Scan the following material for the string "datetime" and copy each line in which it appears.
________________________
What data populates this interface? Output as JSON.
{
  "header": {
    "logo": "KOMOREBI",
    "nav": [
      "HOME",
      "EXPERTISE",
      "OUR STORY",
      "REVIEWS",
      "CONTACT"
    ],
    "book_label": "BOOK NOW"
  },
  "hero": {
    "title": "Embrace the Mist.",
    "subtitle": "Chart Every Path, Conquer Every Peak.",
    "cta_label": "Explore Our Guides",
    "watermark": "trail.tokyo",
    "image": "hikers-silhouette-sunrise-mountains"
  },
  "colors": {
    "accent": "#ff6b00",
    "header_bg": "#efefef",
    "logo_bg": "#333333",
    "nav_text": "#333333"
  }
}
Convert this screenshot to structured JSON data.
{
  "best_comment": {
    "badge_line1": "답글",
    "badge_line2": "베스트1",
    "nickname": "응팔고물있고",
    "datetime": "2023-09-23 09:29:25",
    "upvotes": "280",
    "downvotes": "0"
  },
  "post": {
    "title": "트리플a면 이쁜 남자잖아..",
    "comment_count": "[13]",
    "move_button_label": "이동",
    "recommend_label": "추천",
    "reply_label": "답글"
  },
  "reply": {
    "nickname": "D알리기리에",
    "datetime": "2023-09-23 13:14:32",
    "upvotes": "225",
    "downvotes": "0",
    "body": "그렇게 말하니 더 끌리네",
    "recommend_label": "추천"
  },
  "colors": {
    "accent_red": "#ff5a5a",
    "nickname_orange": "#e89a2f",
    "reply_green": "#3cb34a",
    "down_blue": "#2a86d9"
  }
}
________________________
_RESULT_
    "datetime": "2023-09-23 09:29:25",
    "datetime": "2023-09-23 13:14:32",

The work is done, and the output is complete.